The Danger of Trans Fats
Trans fats are unsaturated fatty acids with at least one double bond in the trans configuration. While small amounts of trans fats are naturally present in meats and dairy products from cows, sheep, and other ruminants, the great majority of trans fats in our diet are industrially-produced, contained in foods made with partially hydrogenated vegetable oils. Partial hydrogenation, which converts vegetable oils into semi-solid fats for use in margarines, commercial cooking, and manufacturing processes, converts approximately 30% of the natural fats to trans fats. In the US, consumption of trans fats averages between 2-4% of total energy, with major sources being deep fried fast foods, bakery products (cakes, cookies, muffins, pies, etc.), packaged snack foods, margarines, and breads.
Considerable evidence exists for harmful effects of trans fat intake. Furthermore, trans fats from partially hydrogenated oils have no intrinsic health value. Thus, little justification can be made for the use of partially hydrogenated oils, compared with other natural oils or fats. Importantly, adverse effects are seen at very low intakes: for example, 1-3% of total energy, or approximately 2-7 grams (20-60 calories) for a person consuming 2000 calories/day. Thus, complete or near-complete avoidance of industrial trans fats (≤0.5% of energy) may be necessary to avoid adverse effects and minimize health risks.
In 2004, Denmark became the first country to legislate limits on trans fat content of foods, largely eliminating industrial trans fats from all foods (including restaurants) in that country. Canada is considering similar legislation, and the city of Chicago is also considering banning industrial trans fats from restaurants.
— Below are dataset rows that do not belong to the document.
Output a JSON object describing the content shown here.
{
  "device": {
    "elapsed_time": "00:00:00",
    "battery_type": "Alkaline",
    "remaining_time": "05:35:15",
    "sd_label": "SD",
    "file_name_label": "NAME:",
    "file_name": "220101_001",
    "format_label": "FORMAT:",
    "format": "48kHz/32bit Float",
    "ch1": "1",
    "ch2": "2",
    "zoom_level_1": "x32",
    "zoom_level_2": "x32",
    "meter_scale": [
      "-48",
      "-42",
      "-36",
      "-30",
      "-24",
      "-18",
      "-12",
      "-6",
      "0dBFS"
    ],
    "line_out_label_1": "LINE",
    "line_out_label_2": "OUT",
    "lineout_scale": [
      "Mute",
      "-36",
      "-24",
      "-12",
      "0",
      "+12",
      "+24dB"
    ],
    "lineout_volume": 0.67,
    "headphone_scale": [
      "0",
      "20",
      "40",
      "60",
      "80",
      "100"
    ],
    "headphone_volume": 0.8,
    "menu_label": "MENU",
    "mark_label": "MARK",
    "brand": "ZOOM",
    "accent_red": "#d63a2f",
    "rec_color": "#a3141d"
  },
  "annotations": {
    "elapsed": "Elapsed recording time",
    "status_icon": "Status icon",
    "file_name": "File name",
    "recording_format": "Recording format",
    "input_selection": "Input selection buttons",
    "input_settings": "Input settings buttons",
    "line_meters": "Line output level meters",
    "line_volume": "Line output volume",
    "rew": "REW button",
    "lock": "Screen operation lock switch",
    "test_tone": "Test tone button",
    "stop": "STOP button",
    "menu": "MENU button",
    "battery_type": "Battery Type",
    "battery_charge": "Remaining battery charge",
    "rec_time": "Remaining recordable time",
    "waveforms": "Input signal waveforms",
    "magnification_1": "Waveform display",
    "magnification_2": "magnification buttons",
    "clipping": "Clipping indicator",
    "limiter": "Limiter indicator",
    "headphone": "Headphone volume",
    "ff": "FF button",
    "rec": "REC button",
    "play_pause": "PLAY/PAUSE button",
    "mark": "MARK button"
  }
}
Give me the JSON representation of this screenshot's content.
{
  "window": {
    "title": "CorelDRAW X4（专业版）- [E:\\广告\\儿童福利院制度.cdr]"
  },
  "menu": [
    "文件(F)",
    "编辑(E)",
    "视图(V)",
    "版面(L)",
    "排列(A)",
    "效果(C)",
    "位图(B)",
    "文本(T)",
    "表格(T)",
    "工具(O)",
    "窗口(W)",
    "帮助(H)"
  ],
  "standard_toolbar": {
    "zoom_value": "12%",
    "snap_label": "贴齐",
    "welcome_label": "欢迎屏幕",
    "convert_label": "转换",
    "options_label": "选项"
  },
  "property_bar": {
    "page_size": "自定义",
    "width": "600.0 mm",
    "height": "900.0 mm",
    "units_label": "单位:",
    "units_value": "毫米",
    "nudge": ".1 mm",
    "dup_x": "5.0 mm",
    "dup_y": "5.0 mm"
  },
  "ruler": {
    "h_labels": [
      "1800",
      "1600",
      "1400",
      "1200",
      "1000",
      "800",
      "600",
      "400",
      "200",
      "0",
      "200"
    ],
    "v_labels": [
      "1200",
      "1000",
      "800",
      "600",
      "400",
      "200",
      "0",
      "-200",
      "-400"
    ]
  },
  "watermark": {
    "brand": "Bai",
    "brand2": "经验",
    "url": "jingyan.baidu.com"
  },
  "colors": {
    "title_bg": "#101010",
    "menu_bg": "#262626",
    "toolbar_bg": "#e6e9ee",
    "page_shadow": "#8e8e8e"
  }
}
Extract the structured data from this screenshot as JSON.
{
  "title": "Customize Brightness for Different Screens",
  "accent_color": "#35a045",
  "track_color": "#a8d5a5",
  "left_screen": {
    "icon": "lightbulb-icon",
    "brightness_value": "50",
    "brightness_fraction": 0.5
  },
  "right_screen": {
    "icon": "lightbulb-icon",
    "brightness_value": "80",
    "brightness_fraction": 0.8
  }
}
If restaurants and food manufacturers will not voluntarily eliminate trans fats (as has largely been done in the Netherlands), several points validate the need for, and the importance, of legislative measures to reduce the consumption of trans fats: